> Extracted data
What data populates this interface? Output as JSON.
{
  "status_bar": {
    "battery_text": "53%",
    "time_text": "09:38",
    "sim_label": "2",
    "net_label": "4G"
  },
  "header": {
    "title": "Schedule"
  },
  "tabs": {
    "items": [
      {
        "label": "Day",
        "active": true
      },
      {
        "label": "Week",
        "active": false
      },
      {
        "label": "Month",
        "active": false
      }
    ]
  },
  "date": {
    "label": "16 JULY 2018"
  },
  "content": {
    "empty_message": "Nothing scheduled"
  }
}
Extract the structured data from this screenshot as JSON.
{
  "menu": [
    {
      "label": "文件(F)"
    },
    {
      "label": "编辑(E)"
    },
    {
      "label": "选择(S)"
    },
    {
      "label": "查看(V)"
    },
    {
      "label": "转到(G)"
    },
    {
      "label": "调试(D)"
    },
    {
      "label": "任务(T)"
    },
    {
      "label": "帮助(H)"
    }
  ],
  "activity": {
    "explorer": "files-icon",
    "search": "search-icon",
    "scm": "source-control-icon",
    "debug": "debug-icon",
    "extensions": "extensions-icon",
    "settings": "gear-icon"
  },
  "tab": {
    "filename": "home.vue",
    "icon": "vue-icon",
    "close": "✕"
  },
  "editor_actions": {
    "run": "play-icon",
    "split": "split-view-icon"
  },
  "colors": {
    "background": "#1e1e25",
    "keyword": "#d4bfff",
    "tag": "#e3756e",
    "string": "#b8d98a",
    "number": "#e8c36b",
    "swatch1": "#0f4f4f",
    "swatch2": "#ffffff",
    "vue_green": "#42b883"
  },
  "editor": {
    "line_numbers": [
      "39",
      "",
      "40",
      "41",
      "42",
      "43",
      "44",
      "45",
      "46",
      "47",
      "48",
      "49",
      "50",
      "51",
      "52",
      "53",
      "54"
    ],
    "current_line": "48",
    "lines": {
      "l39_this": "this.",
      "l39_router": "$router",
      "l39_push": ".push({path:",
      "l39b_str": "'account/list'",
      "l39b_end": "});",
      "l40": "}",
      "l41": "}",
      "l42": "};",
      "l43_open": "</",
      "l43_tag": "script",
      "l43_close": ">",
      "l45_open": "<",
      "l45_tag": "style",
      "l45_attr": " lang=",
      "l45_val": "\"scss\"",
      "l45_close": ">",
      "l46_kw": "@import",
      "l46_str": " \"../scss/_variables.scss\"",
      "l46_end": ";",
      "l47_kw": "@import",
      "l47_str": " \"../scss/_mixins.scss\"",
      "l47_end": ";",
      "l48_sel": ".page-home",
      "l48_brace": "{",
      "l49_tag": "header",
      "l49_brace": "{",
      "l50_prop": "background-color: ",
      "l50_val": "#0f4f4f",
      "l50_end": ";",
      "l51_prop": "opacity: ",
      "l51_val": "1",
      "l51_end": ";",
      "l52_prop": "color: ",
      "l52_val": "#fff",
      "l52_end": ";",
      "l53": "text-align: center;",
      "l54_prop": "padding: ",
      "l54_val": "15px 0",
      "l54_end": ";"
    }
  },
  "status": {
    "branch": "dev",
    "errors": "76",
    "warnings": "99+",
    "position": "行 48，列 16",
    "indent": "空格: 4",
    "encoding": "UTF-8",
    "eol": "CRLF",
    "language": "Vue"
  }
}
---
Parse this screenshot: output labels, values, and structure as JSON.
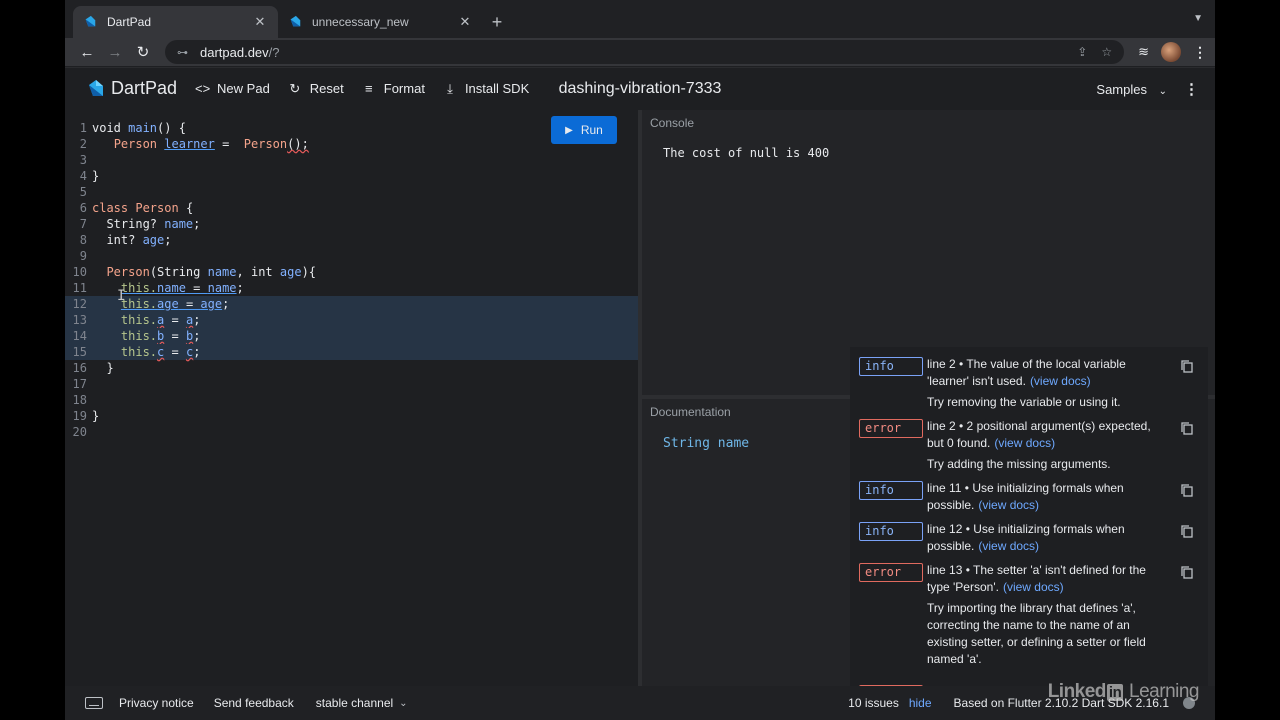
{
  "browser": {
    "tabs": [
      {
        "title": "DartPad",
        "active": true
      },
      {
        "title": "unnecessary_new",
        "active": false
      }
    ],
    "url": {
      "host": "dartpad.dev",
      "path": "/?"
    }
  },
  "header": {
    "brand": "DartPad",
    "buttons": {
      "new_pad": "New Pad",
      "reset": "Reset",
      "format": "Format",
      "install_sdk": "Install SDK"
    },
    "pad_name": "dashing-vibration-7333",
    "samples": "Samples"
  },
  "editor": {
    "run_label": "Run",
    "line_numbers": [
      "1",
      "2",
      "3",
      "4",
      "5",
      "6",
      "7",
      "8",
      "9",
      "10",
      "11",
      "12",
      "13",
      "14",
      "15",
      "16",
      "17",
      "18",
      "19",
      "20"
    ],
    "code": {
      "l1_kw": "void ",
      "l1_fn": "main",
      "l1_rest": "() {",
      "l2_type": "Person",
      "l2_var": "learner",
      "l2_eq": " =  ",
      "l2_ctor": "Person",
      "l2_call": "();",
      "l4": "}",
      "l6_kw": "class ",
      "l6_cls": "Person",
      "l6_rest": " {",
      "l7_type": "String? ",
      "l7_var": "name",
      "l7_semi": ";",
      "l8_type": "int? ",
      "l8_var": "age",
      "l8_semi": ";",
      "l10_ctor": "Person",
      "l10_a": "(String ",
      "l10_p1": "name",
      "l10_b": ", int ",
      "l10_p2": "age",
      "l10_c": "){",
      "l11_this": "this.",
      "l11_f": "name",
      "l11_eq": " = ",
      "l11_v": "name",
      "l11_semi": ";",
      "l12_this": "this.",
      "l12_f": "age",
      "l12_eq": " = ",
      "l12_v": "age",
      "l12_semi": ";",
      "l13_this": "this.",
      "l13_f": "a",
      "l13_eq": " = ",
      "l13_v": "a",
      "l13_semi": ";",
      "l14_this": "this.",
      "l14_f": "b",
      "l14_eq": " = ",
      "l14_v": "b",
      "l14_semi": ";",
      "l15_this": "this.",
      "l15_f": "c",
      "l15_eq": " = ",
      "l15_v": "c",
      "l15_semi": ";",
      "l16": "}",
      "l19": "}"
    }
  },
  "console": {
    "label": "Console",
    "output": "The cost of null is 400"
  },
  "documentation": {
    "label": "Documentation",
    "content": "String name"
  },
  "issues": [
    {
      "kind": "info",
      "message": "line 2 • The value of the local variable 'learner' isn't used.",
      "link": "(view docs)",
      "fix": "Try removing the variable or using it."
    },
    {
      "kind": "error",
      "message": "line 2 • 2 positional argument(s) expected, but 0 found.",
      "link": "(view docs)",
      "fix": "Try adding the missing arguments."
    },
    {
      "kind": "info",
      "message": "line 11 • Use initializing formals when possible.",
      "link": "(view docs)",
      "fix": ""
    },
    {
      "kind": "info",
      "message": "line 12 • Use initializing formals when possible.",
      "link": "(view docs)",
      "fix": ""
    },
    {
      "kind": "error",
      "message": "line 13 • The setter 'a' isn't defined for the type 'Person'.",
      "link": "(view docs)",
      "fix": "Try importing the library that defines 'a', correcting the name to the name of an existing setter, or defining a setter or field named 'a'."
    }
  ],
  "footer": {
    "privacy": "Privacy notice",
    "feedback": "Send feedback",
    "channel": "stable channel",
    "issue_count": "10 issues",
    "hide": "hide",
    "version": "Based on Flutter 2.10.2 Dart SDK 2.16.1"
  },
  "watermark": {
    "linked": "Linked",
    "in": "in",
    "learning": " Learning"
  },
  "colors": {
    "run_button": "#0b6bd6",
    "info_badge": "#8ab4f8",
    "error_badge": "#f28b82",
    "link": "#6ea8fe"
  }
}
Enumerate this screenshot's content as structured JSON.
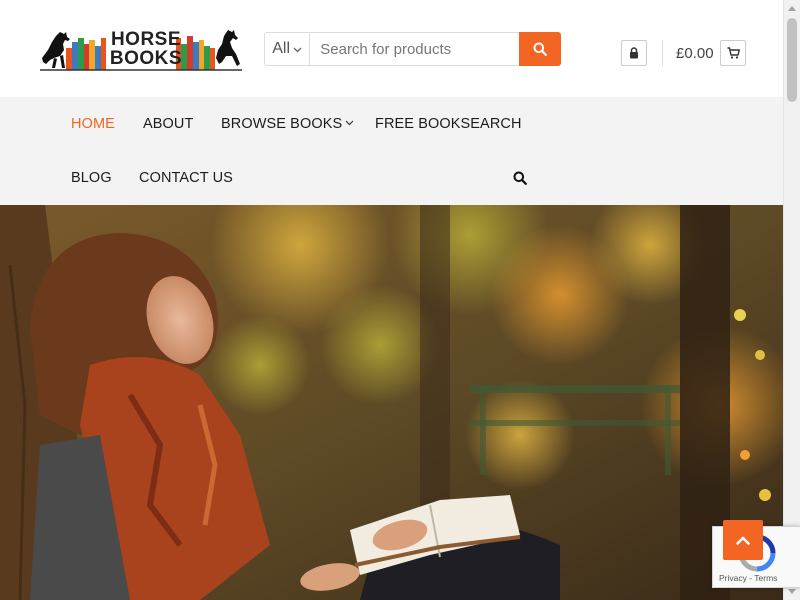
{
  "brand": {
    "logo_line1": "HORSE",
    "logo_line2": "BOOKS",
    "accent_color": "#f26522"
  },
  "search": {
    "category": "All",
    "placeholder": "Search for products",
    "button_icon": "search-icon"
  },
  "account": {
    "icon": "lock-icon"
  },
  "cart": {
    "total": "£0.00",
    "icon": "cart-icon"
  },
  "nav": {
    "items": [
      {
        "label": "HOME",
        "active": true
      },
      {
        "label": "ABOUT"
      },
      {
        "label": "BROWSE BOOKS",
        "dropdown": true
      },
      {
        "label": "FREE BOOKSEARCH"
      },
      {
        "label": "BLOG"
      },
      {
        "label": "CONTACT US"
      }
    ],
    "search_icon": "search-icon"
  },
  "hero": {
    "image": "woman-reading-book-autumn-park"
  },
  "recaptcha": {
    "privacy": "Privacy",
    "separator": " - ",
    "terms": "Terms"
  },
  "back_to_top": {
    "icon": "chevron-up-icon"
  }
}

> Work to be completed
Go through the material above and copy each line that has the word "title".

> Exercise solution
    "title": "Schedule"
        "title": "DartPad",
        "title": "unnecessary_new",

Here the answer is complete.